What the exercise asks: All of the data that appears below is to be given again precisely as written.

App and web page records:
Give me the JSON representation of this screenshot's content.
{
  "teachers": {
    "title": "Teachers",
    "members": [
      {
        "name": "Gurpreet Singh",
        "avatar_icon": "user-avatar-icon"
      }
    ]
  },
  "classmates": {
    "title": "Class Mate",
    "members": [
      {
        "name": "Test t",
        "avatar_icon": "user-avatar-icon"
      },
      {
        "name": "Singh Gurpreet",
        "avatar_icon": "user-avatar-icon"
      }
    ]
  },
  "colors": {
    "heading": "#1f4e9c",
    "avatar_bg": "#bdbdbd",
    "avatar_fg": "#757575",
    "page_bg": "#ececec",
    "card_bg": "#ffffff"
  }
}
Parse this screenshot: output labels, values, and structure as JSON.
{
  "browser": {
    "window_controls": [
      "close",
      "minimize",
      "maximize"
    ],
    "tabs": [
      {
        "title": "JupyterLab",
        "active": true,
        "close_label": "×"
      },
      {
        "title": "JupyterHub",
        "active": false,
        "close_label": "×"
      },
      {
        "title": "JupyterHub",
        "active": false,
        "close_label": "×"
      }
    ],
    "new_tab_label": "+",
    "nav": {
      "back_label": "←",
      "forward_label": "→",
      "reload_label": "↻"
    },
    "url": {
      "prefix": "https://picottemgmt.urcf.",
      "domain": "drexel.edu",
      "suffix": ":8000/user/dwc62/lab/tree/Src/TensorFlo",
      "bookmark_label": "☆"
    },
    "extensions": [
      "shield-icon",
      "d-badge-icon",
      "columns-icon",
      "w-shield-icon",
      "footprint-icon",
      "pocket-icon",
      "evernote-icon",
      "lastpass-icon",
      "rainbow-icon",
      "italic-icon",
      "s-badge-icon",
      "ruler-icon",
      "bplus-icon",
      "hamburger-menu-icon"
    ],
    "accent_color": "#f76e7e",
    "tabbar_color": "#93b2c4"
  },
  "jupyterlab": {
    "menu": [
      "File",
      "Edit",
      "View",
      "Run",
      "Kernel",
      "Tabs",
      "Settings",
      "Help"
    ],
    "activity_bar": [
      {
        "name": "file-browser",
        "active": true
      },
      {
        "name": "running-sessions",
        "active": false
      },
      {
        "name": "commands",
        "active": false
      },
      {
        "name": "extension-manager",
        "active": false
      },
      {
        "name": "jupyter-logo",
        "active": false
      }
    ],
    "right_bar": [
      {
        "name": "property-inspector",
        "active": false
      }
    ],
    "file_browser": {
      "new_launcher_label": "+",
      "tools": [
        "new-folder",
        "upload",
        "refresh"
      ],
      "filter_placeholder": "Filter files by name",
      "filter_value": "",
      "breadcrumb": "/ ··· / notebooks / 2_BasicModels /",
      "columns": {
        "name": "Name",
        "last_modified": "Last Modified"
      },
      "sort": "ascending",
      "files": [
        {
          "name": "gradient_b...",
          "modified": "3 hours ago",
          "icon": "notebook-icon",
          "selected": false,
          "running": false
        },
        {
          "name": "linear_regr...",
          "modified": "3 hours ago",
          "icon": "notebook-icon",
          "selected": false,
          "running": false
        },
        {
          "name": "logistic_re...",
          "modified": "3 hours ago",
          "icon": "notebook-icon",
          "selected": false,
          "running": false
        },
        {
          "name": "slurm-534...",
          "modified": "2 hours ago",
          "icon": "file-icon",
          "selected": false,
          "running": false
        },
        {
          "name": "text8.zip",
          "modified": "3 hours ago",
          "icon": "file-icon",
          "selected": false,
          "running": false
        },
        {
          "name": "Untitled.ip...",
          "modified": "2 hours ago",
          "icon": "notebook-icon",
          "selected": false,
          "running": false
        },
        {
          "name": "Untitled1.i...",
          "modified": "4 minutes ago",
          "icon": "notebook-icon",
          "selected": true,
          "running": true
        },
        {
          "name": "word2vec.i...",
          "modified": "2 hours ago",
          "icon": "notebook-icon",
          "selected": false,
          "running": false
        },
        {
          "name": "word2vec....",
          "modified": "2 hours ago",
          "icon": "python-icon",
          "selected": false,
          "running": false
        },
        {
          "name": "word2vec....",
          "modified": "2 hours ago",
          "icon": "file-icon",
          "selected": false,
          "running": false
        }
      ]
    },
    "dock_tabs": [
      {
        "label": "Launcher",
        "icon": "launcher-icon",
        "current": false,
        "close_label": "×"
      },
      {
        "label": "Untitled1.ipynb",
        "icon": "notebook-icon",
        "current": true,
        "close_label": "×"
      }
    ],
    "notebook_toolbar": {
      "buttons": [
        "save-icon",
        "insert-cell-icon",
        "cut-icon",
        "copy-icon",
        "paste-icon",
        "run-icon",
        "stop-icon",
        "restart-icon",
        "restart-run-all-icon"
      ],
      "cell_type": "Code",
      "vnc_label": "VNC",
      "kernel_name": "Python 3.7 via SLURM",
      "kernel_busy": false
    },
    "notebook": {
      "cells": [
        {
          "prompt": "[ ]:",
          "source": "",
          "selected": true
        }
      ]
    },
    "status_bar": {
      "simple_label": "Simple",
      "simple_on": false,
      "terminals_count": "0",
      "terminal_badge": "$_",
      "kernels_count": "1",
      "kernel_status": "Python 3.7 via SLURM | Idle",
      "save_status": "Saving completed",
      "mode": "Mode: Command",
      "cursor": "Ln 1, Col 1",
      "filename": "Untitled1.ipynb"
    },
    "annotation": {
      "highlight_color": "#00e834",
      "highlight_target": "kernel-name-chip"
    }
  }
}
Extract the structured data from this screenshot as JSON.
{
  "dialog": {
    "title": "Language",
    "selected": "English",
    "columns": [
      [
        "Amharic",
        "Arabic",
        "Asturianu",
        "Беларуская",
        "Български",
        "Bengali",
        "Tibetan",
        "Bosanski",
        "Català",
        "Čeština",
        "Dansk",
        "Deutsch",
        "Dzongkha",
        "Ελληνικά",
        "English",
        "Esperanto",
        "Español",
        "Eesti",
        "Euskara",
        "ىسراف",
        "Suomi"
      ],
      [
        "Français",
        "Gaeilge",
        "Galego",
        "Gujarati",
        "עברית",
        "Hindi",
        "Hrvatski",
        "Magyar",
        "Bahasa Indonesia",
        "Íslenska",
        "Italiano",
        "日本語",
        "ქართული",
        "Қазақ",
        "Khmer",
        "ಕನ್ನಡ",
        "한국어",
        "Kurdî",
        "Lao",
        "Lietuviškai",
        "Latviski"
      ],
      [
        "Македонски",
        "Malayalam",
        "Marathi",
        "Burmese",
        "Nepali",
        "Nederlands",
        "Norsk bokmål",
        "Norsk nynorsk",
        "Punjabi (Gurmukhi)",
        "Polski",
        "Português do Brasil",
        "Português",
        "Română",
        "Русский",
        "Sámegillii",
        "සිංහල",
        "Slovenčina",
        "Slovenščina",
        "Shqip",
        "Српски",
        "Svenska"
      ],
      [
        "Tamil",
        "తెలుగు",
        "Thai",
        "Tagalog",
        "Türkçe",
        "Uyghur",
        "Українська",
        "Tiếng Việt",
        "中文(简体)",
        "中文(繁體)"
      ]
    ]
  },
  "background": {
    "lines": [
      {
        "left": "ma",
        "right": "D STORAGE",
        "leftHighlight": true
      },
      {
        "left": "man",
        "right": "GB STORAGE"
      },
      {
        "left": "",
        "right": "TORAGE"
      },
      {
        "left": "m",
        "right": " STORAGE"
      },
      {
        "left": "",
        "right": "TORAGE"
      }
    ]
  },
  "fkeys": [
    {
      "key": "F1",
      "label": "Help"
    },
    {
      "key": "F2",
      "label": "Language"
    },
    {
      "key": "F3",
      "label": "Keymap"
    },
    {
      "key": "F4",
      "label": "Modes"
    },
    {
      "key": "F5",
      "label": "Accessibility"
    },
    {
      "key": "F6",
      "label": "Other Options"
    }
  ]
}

Expected output:
Give me the JSON representation of this screenshot's content.
{
  "teachers": {
    "title": "Teachers",
    "members": [
      {
        "name": "Gurpreet Singh",
        "avatar_icon": "user-avatar-icon"
      }
    ]
  },
  "classmates": {
    "title": "Class Mate",
    "members": [
      {
        "name": "Test t",
        "avatar_icon": "user-avatar-icon"
      },
      {
        "name": "Singh Gurpreet",
        "avatar_icon": "user-avatar-icon"
      }
    ]
  },
  "colors": {
    "heading": "#1f4e9c",
    "avatar_bg": "#bdbdbd",
    "avatar_fg": "#757575",
    "page_bg": "#ececec",
    "card_bg": "#ffffff"
  }
}
Parse this screenshot: output labels, values, and structure as JSON.
{
  "browser": {
    "window_controls": [
      "close",
      "minimize",
      "maximize"
    ],
    "tabs": [
      {
        "title": "JupyterLab",
        "active": true,
        "close_label": "×"
      },
      {
        "title": "JupyterHub",
        "active": false,
        "close_label": "×"
      },
      {
        "title": "JupyterHub",
        "active": false,
        "close_label": "×"
      }
    ],
    "new_tab_label": "+",
    "nav": {
      "back_label": "←",
      "forward_label": "→",
      "reload_label": "↻"
    },
    "url": {
      "prefix": "https://picottemgmt.urcf.",
      "domain": "drexel.edu",
      "suffix": ":8000/user/dwc62/lab/tree/Src/TensorFlo",
      "bookmark_label": "☆"
    },
    "extensions": [
      "shield-icon",
      "d-badge-icon",
      "columns-icon",
      "w-shield-icon",
      "footprint-icon",
      "pocket-icon",
      "evernote-icon",
      "lastpass-icon",
      "rainbow-icon",
      "italic-icon",
      "s-badge-icon",
      "ruler-icon",
      "bplus-icon",
      "hamburger-menu-icon"
    ],
    "accent_color": "#f76e7e",
    "tabbar_color": "#93b2c4"
  },
  "jupyterlab": {
    "menu": [
      "File",
      "Edit",
      "View",
      "Run",
      "Kernel",
      "Tabs",
      "Settings",
      "Help"
    ],
    "activity_bar": [
      {
        "name": "file-browser",
        "active": true
      },
      {
        "name": "running-sessions",
        "active": false
      },
      {
        "name": "commands",
        "active": false
      },
      {
        "name": "extension-manager",
        "active": false
      },
      {
        "name": "jupyter-logo",
        "active": false
      }
    ],
    "right_bar": [
      {
        "name": "property-inspector",
        "active": false
      }
    ],
    "file_browser": {
      "new_launcher_label": "+",
      "tools": [
        "new-folder",
        "upload",
        "refresh"
      ],
      "filter_placeholder": "Filter files by name",
      "filter_value": "",
      "breadcrumb": "/ ··· / notebooks / 2_BasicModels /",
      "columns": {
        "name": "Name",
        "last_modified": "Last Modified"
      },
      "sort": "ascending",
      "files": [
        {
          "name": "gradient_b...",
          "modified": "3 hours ago",
          "icon": "notebook-icon",
          "selected": false,
          "running": false
        },
        {
          "name": "linear_regr...",
          "modified": "3 hours ago",
          "icon": "notebook-icon",
          "selected": false,
          "running": false
        },
        {
          "name": "logistic_re...",
          "modified": "3 hours ago",
          "icon": "notebook-icon",
          "selected": false,
          "running": false
        },
        {
          "name": "slurm-534...",
          "modified": "2 hours ago",
          "icon": "file-icon",
          "selected": false,
          "running": false
        },
        {
          "name": "text8.zip",
          "modified": "3 hours ago",
          "icon": "file-icon",
          "selected": false,
          "running": false
        },
        {
          "name": "Untitled.ip...",
          "modified": "2 hours ago",
          "icon": "notebook-icon",
          "selected": false,
          "running": false
        },
        {
          "name": "Untitled1.i...",
          "modified": "4 minutes ago",
          "icon": "notebook-icon",
          "selected": true,
          "running": true
        },
        {
          "name": "word2vec.i...",
          "modified": "2 hours ago",
          "icon": "notebook-icon",
          "selected": false,
          "running": false
        },
        {
          "name": "word2vec....",
          "modified": "2 hours ago",
          "icon": "python-icon",
          "selected": false,
          "running": false
        },
        {
          "name": "word2vec....",
          "modified": "2 hours ago",
          "icon": "file-icon",
          "selected": false,
          "running": false
        }
      ]
    },
    "dock_tabs": [
      {
        "label": "Launcher",
        "icon": "launcher-icon",
        "current": false,
        "close_label": "×"
      },
      {
        "label": "Untitled1.ipynb",
        "icon": "notebook-icon",
        "current": true,
        "close_label": "×"
      }
    ],
    "notebook_toolbar": {
      "buttons": [
        "save-icon",
        "insert-cell-icon",
        "cut-icon",
        "copy-icon",
        "paste-icon",
        "run-icon",
        "stop-icon",
        "restart-icon",
        "restart-run-all-icon"
      ],
      "cell_type": "Code",
      "vnc_label": "VNC",
      "kernel_name": "Python 3.7 via SLURM",
      "kernel_busy": false
    },
    "notebook": {
      "cells": [
        {
          "prompt": "[ ]:",
          "source": "",
          "selected": true
        }
      ]
    },
    "status_bar": {
      "simple_label": "Simple",
      "simple_on": false,
      "terminals_count": "0",
      "terminal_badge": "$_",
      "kernels_count": "1",
      "kernel_status": "Python 3.7 via SLURM | Idle",
      "save_status": "Saving completed",
      "mode": "Mode: Command",
      "cursor": "Ln 1, Col 1",
      "filename": "Untitled1.ipynb"
    },
    "annotation": {
      "highlight_color": "#00e834",
      "highlight_target": "kernel-name-chip"
    }
  }
}
Extract the structured data from this screenshot as JSON.
{
  "dialog": {
    "title": "Language",
    "selected": "English",
    "columns": [
      [
        "Amharic",
        "Arabic",
        "Asturianu",
        "Беларуская",
        "Български",
        "Bengali",
        "Tibetan",
        "Bosanski",
        "Català",
        "Čeština",
        "Dansk",
        "Deutsch",
        "Dzongkha",
        "Ελληνικά",
        "English",
        "Esperanto",
        "Español",
        "Eesti",
        "Euskara",
        "ىسراف",
        "Suomi"
      ],
      [
        "Français",
        "Gaeilge",
        "Galego",
        "Gujarati",
        "עברית",
        "Hindi",
        "Hrvatski",
        "Magyar",
        "Bahasa Indonesia",
        "Íslenska",
        "Italiano",
        "日本語",
        "ქართული",
        "Қазақ",
        "Khmer",
        "ಕನ್ನಡ",
        "한국어",
        "Kurdî",
        "Lao",
        "Lietuviškai",
        "Latviski"
      ],
      [
        "Македонски",
        "Malayalam",
        "Marathi",
        "Burmese",
        "Nepali",
        "Nederlands",
        "Norsk bokmål",
        "Norsk nynorsk",
        "Punjabi (Gurmukhi)",
        "Polski",
        "Português do Brasil",
        "Português",
        "Română",
        "Русский",
        "Sámegillii",
        "සිංහල",
        "Slovenčina",
        "Slovenščina",
        "Shqip",
        "Српски",
        "Svenska"
      ],
      [
        "Tamil",
        "తెలుగు",
        "Thai",
        "Tagalog",
        "Türkçe",
        "Uyghur",
        "Українська",
        "Tiếng Việt",
        "中文(简体)",
        "中文(繁體)"
      ]
    ]
  },
  "background": {
    "lines": [
      {
        "left": "ma",
        "right": "D STORAGE",
        "leftHighlight": true
      },
      {
        "left": "man",
        "right": "GB STORAGE"
      },
      {
        "left": "",
        "right": "TORAGE"
      },
      {
        "left": "m",
        "right": " STORAGE"
      },
      {
        "left": "",
        "right": "TORAGE"
      }
    ]
  },
  "fkeys": [
    {
      "key": "F1",
      "label": "Help"
    },
    {
      "key": "F2",
      "label": "Language"
    },
    {
      "key": "F3",
      "label": "Keymap"
    },
    {
      "key": "F4",
      "label": "Modes"
    },
    {
      "key": "F5",
      "label": "Accessibility"
    },
    {
      "key": "F6",
      "label": "Other Options"
    }
  ]
}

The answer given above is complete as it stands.